Temblor Insight | Jan 13, 2016
The mainshock has a focal mechanism consistent with the left-lateral motion of this 250-km (150-mi) long and major fault that bounds the Mojave desert to the south and the Tehachapi mountains to the north. The swarm occurs where the fault bisects into two branches with a damage zone of secondary faults between them. The lack of vegetation makes the fault crystal clear in satellite imagery.
Extensive work by Sally McGill (Cal State University San Bernardino) and Kerry Sieh (Earth Observatory of Singapore) reveals a Garlock fault slip rate of 4-7 mm/yr. Given its slip rate and length, the fault should be capable of a M~7.5 earthquake every few thousand years, and smaller quakes much more frequently. Paleoseismic trenching by McGill and others bears out a 1,000-3,000 recurrence interval for larger (M7) quakes.
But the Garlock fault is also a strange beast. It is highly misaligned to accommodate the shear stress that loads the entire San Andreas system, and the misalignment increases to the east. In fact, unless the fault were extremely slippery, it would be difficult to get it to rupture at all. Think of a water melon seed: If it is wet on a table, you can push your thumb straight down on it and it will fly sideways off the table; if dry, it won’t budge. In all likelihood, the Garlock fault has rotated counterclockwise 30-40° since it formed, but is long, straight and smooth enough to keep knocking off quakes despite being a misfit by comparison to California’s great faults.

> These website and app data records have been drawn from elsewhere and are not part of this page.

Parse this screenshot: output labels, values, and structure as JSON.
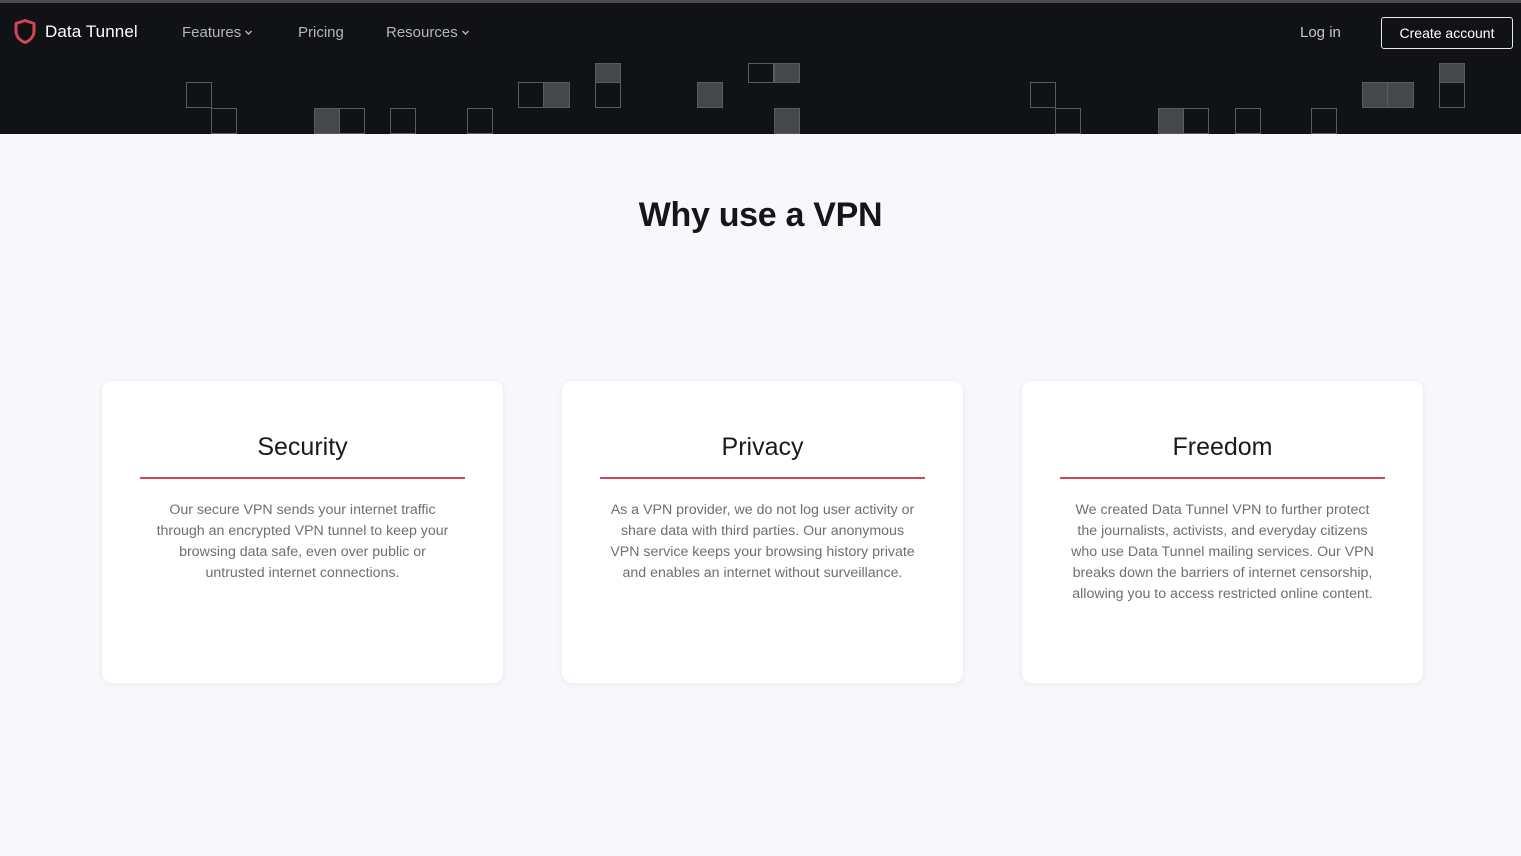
{
  "nav": {
    "brand": "Data Tunnel",
    "links": [
      {
        "label": "Features",
        "dropdown": true
      },
      {
        "label": "Pricing",
        "dropdown": false
      },
      {
        "label": "Resources",
        "dropdown": true
      }
    ],
    "login": "Log in",
    "create_account": "Create account",
    "brand_icon": "shield-icon"
  },
  "section": {
    "title": "Why use a VPN",
    "cards": [
      {
        "title": "Security",
        "text": "Our secure VPN sends your internet traffic through an encrypted VPN tunnel to keep your browsing data safe, even over public or untrusted internet connections."
      },
      {
        "title": "Privacy",
        "text": "As a VPN provider, we do not log user activity or share data with third parties. Our anonymous VPN service keeps your browsing history private and enables an internet without surveillance."
      },
      {
        "title": "Freedom",
        "text": "We created Data Tunnel VPN to further protect the journalists, activists, and everyday citizens who use Data Tunnel mailing services. Our VPN breaks down the barriers of internet censorship, allowing you to access restricted online content."
      }
    ]
  },
  "colors": {
    "accent": "#d0465a",
    "header_bg": "#111215",
    "page_bg": "#f7f7fc"
  }
}
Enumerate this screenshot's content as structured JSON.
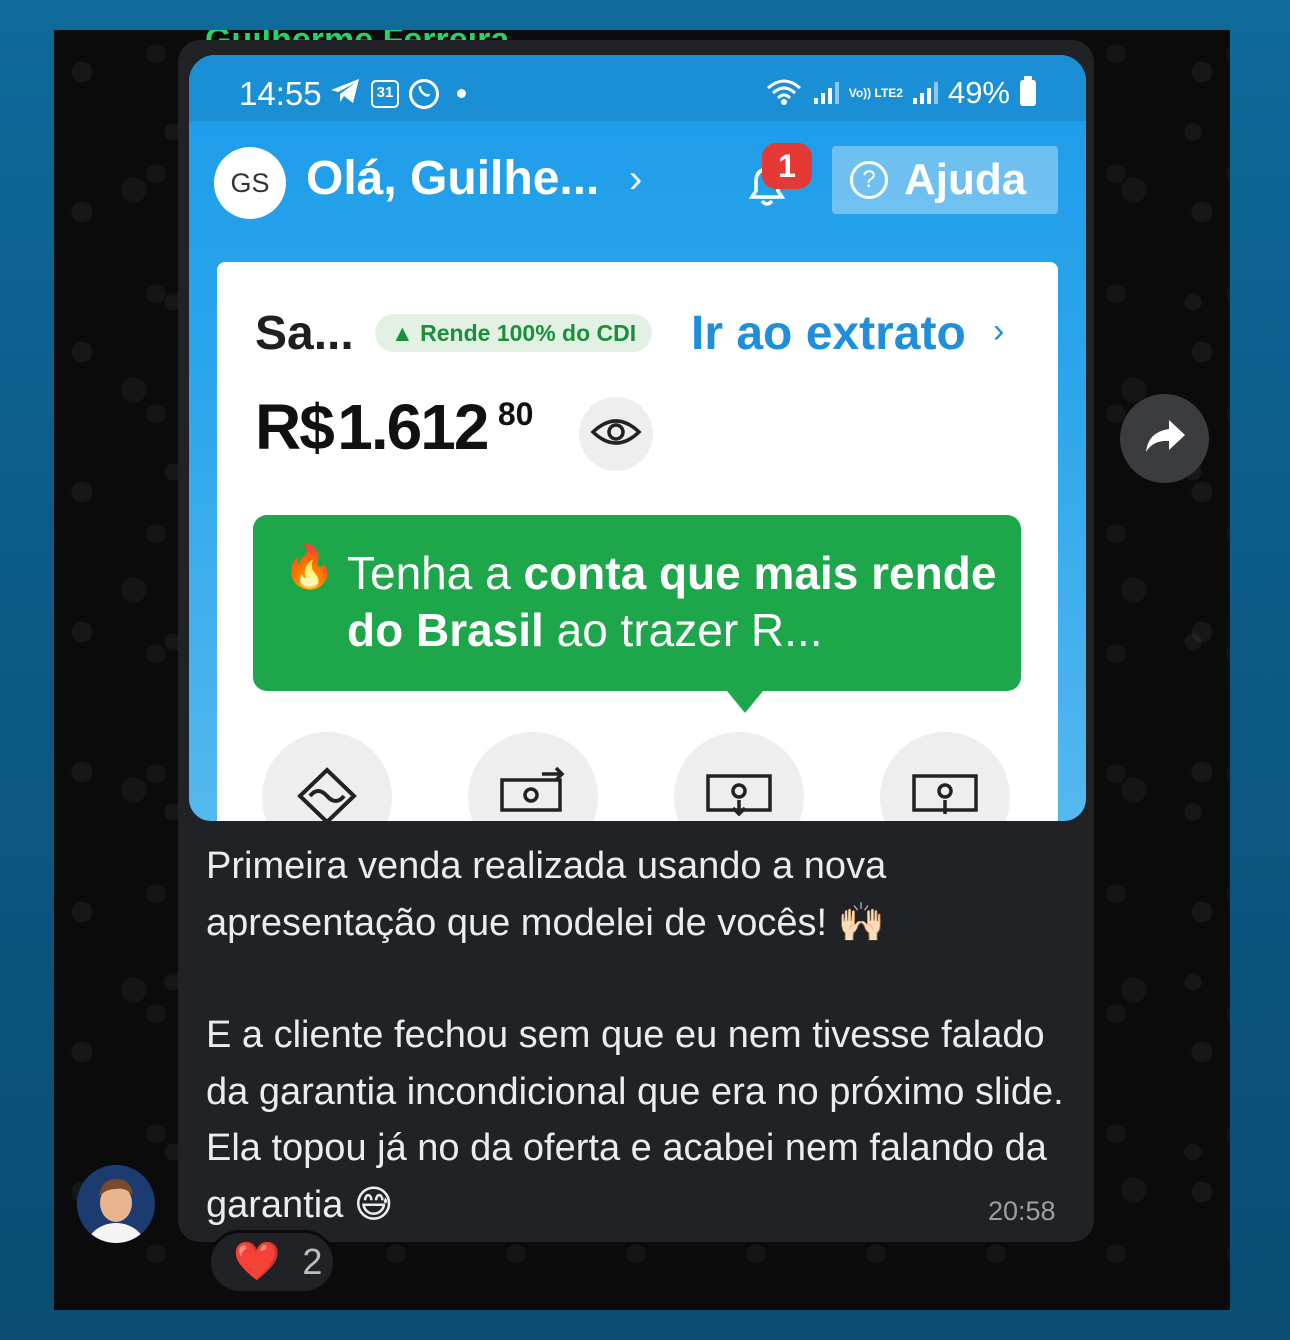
{
  "message": {
    "sender_name": "Guilherme Ferreira",
    "text_paragraph_1": "Primeira venda realizada usando a nova apresentação que modelei de vocês! 🙌🏻",
    "text_paragraph_2": "E a cliente fechou sem que eu nem tivesse falado da garantia incondicional que era no próximo slide. Ela topou já no da oferta e acabei nem falando da garantia 😅",
    "time": "20:58",
    "reaction_emoji": "❤️",
    "reaction_count": "2"
  },
  "screenshot": {
    "status_bar": {
      "time": "14:55",
      "calendar_day": "31",
      "battery": "49%",
      "network_label": "Vo)) LTE2"
    },
    "header": {
      "avatar_initials": "GS",
      "greeting": "Olá, Guilhe...",
      "notification_count": "1",
      "help_label": "Ajuda"
    },
    "balance_card": {
      "label": "Sa...",
      "badge": "▲ Rende 100% do CDI",
      "statement_link": "Ir ao extrato",
      "currency": "R$",
      "amount": "1.612",
      "cents": "80"
    },
    "promo": {
      "icon": "🔥",
      "text_1": "Tenha a ",
      "text_bold_1": "conta que mais rende do Brasil",
      "text_2": " ao trazer R..."
    },
    "actions": [
      "pix-icon",
      "transfer-icon",
      "withdraw-icon",
      "deposit-icon"
    ]
  },
  "colors": {
    "app_blue": "#1d9be8",
    "promo_green": "#1ea64b",
    "whatsapp_green": "#25d366",
    "bubble_bg": "#202225"
  }
}
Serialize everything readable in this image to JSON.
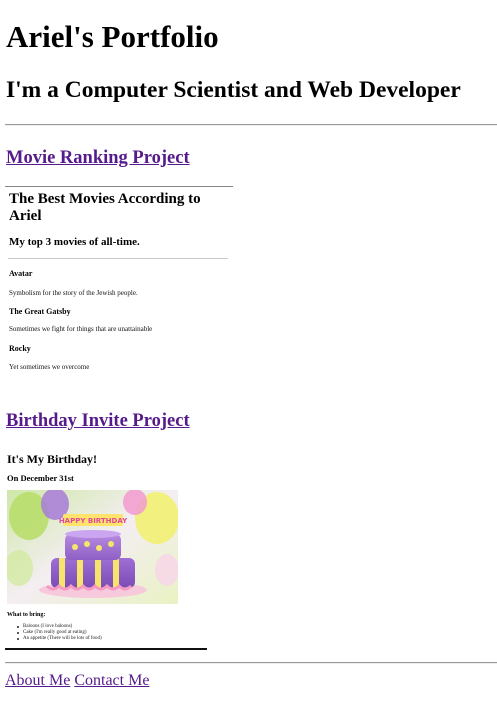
{
  "header": {
    "title": "Ariel's Portfolio",
    "subtitle": "I'm a Computer Scientist and Web Developer"
  },
  "projects": [
    {
      "link_label": "Movie Ranking Project",
      "preview": {
        "title": "The Best Movies According to Ariel",
        "subtitle": "My top 3 movies of all-time.",
        "movies": [
          {
            "name": "Avatar",
            "description": "Symbolism for the story of the Jewish people."
          },
          {
            "name": "The Great Gatsby",
            "description": "Sometimes we fight for things that are unattainable"
          },
          {
            "name": "Rocky",
            "description": "Yet sometimes we overcome"
          }
        ]
      }
    },
    {
      "link_label": "Birthday Invite Project",
      "preview": {
        "title": "It's My Birthday!",
        "date": "On December 31st",
        "image": {
          "subject": "birthday-cake-icon",
          "banner_text": "HAPPY BIRTHDAY"
        },
        "bring_label": "What to bring:",
        "items": [
          "Baloons (I love baloons)",
          "Cake (I'm really good at eating)",
          "An appetite (There will be lots of food)"
        ]
      }
    }
  ],
  "footer": {
    "links": [
      "About Me",
      "Contact Me"
    ]
  },
  "colors": {
    "visited_link": "#551a8b",
    "divider": "#9a9a9a"
  }
}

Ross Stein and Volkan Sevilgen, Temblor
Data from USGS, Caltech/USGS Southern California Seismic Network, California Geological Survey, and McGill et al (2008), McGill and Sieh (1992, 1993)